URBAN CHANGES IN PRAGUE. Downtown Prague may get a completely new look in the near future; you will be able to walk down Vinohradská street all the way to the Wenceslas Square, not having to cross the busy and often congested highway known popularly as magistrála among Czechs, as it will be placed underground. That and plenty of other changes await residents of Prague in the upcoming years, the urban planning designs, which Aktuálně.cz saw, show.
FOR THE RECORD: Czech Republic’s tennis team will have to wait (yet) another year to win its second Davis Cup (well, technically, its only win to date belongs in equal share to Slovakia as it was won in 1980 during the times of the federation) after it lost in this year’s quaterfinals to Russia in Moscow over the weekend.
It was rather sad to watch the fantastically playing Czech number one Tomáš Berdych limp off the court after he injured his ankle and had to quit midway through the fifth set of his match against Nikolay Davydenko.

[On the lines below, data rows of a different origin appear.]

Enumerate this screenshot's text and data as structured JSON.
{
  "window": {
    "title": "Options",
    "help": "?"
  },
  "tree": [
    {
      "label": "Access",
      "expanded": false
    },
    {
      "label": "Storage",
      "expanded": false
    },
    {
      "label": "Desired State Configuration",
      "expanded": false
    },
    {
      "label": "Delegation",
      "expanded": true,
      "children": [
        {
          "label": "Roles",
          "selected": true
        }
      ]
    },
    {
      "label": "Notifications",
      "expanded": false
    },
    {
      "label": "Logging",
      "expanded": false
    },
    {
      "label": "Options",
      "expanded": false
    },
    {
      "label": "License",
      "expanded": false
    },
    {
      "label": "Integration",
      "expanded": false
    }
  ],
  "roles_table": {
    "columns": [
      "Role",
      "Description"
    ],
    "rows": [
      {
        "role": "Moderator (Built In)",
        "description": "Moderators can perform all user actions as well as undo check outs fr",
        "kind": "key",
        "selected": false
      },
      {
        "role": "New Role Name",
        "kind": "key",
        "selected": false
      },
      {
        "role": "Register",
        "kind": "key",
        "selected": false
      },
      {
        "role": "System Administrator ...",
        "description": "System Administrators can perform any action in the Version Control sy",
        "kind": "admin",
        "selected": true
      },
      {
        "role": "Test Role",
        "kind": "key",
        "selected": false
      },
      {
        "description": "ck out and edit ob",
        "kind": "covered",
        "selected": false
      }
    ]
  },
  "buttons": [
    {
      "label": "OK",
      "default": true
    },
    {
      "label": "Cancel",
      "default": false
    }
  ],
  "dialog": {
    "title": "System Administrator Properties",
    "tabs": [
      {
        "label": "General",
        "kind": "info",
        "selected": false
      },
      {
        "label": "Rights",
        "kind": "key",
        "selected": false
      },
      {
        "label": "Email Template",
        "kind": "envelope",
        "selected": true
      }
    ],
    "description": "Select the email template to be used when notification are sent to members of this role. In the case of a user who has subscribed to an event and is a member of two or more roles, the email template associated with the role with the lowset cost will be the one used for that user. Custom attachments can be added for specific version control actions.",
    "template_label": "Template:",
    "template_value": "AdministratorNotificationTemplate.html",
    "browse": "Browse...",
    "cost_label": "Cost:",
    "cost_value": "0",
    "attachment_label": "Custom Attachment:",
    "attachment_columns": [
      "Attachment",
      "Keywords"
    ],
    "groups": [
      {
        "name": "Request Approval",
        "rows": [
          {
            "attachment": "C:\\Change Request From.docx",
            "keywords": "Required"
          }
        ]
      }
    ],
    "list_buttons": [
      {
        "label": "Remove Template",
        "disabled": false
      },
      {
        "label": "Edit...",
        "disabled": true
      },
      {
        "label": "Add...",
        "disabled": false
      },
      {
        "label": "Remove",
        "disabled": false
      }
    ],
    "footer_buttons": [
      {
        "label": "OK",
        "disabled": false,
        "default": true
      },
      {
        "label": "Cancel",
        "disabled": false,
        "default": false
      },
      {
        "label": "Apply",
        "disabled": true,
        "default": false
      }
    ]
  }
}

It may (or may not, depending on how you see it) serve as a consolation to know that the 2006 Cup winners and last year’s runners-up have not lost at home since 1995. Well, next time!